The other thing I can say about this is it takes advantage of the page-turn — one of my favorite aspects about comics. This is Page 3, so traditionally this would be on the right side of an open comic (which is why you typically make your splash pages or start of double-page spreads on an even numbered page). If you’re reading digitally, then it doesn’t matter really as every page would essentially be a page turn, but I admittedly wasn’t thinking in those terms. So here — and this is the most elementary example of it, but it works — the idea is just to create a sort of mini cliffhanger to lead the reader from the end of the page to flipping over to the next. It seems obvious, but this can be a great tool for a writer to use to keep the reader engaged.
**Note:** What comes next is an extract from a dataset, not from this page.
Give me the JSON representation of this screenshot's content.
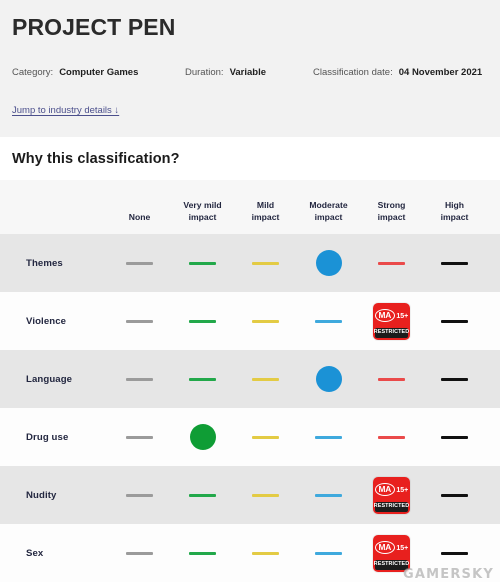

In this case, I just used the really simple device of carrying over a monologue caption. (The caption continues onto Page 4 to say, “…and ain’t none of good.”) It’s not even a particularly good/necessary line, in retrospect — we know how Foot felt about his brother from the page before, so we can assume that he doesn’t enjoy looking back on these memories. However, the tension comes in on the idea that the picture clearly depicts a very happy memory. So why wouldn’t Foot look back on this fondly? What could’ve happened between them? Subconsciously, hopefully, it gets the reader thinking about those things and invests them in Foot’s relationship to his brother. A relationship that Foot (and the reader) will be forced to confront once we find Yeti’s decapitated body in a few pages time.
So here’s the completed page:
Hopefully that was insightful to some degree. Please let me know if there’s anything you’d like me to cover in future installments and/or anything that might be more useful to you. These are just my opinions and experiences, so take from them what you will. Thanks for reading!